There are several components of the new CBA that could increase the burden for teams whose payrolls exceed $179 million ($189 million starting in 2014). The most stringent is the 10 percentage point increase in the tax rate for habitual offenders. Not only would a team like the Yankees be forced to a pay a 50% penalty for every dollar spent over the limit, but by exceeding the barrier repeatedly, it would become ineligible to receive a new revenue sharing refund designed to return money that in the past would have been earmarked to large market teams that qualified for a payout.
So, does this mean Yankees’ fan should expect the Bronx Bombers to embark on a long-term plan of fiscal restraint? Probably not. Instead of representing a complete reversal of economic philosophy, the Yankees’ aim could simply be to play the 2014 season under the luxury tax threshold. By dropping down below that barrier, the team’s assessable penalty would reset at a 17% rate (and not reach 50% again until 2019, assuming the Yankees exceed the limit in every subsequent season and no changes are made in the next CBA). What’s more, the team would also become eligible for the aforementioned revenue sharing rebate because disqualification is only triggered when a team exceeds the limit in two straight seasons. In a sense, the Yankees’ new fiscal policy could be more about pressing the reset button than completely changing the rules.
Even if the Yankees are being more conservative with an eye toward a trimmed down 2014 payroll, that doesn’t mean there isn’t room for improvement this offseason. Although the Yankees may not be one of the teams throwing money around during the winter meetings, they could emerge as a likely land spot for Yu Darvish and Yoenis Cespedes, two highly touted international players from Japan and Cuba, respectively.
There are several advantages to the Yankees looking overseas to improve their team. In the case of the Darvish, the bulk of the cost is likely to come in the form of a posting fee, which would not count toward payroll and therefore not incur the wrath of the luxury tax. Remember, when the Red Sox shelled out $103 million for Daisuke Matsuzaka, the average annual salary of his player contract was only $8.5 million. Even if Darvish is paid just as well, it would represent a significant discount versus free agents with much less upside potential.
Similarly, if the Yankees sign Cespedes, the average annual salary would likely be lower than a comparable player with a major league track record. According to some reports, Cespedes’ agent may be holding out for as much as $10 million per season, but if he lives up to his potential, even that figure, which is probably inflated, could prove to be a bargain. What makes that price tag even more palatable for the Yankees is Cespedes’ salary would be offset by the departure of Nick Swisher, whose $10.25 million cost comes off the books in 2013 (assuming he does not re-sign with the Yankees). Also, by signing him one year early, the Yankees could afford to let Cespedes get acclimated to the big leagues before thrusting into the spotlight.

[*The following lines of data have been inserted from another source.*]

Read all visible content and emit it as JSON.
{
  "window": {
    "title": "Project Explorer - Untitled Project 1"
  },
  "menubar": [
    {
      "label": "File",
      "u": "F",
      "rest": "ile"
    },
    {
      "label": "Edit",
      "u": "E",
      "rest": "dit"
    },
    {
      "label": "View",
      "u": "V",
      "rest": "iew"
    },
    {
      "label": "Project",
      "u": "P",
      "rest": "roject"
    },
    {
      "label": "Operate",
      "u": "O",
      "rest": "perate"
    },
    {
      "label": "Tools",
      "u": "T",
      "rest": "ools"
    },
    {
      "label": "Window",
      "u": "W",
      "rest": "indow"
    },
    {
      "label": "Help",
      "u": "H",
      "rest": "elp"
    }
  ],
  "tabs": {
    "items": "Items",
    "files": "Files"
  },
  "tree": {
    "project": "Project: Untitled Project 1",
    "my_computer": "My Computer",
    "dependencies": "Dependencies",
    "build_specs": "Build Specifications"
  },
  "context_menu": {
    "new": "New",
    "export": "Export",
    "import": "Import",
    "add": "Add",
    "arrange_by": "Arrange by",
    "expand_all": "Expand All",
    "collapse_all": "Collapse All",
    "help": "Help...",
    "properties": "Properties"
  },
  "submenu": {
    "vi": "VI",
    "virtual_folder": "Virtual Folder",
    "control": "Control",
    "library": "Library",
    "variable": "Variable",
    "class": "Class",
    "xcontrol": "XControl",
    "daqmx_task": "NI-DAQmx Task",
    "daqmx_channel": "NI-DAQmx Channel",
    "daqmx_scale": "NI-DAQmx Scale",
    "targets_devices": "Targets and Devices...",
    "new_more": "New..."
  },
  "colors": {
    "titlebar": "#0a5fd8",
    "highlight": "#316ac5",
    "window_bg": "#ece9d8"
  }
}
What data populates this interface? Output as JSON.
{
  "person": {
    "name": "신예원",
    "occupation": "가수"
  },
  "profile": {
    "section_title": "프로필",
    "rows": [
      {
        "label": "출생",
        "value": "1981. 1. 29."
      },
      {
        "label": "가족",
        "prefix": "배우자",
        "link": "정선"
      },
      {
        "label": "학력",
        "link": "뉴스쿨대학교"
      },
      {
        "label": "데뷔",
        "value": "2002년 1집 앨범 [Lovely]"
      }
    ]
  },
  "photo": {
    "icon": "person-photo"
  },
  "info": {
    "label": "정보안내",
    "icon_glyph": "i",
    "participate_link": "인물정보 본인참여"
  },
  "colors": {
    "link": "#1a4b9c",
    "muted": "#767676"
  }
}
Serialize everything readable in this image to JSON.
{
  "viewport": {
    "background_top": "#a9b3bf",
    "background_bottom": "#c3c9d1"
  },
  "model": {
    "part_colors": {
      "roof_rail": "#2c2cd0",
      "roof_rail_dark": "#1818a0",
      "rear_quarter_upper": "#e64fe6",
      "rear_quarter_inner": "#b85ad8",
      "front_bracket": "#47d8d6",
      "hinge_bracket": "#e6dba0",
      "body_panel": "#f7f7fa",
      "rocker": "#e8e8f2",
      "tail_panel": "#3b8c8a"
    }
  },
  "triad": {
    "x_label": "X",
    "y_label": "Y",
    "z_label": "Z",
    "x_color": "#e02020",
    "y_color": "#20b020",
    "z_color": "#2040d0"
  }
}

Another benefit of signing Darvish and Cespedes is they do not qualify as amateurs, and therefore would not be subject to the CBA’s new stringent international free agent bonus limits. However, there are some very significant risks involved. The Yankees most recent forays into Japan and Cuba yielded Kei Igawa and Jose Contreras, so, needless to say, signing players who have never stepped foot in the majors comes with a high degree of uncertainty. Having said that, at a combined projected salary of $18 million per season, Darvish and Cespedes would come at the same cost as one “domestic” free agent, which should make it easier for the Yankees to recoup their investment (put another way, even if Darvish and Cespedes both struggle, the cost wouldn’t be much greater than what the Yankees are paying A.J. Burnett, and less than what the Red Sox will be paying Carl Crawford for the same period of time).
Regardless of what tact the Yankees take this offseason, and even if they are committed to a payroll below $189 million in 2014, the team is not looking at having to implement an austerity plan. After the 2013 season, approximately $50 million is scheduled to come off the books (including Burnett, Rafael Soriano, and possibly Derek Jeter). Some of that savings could be eaten away by contract extensions for Robinson Cano and Curtis Granderson, but nonetheless, Brian Cashman should have some wiggle room to temporarily cut costs without compromising the team’s ability to contend for a championship.
With the Marlins throwing around money and lucrative long-term contracts becoming common place, it seems a little odd to talk about the Yankees practicing fiscal restraint, but maybe this time the team will actually follow through with its “threat”? Or, maybe Albert Pujols will be wearing pinstripes at a press conference in January?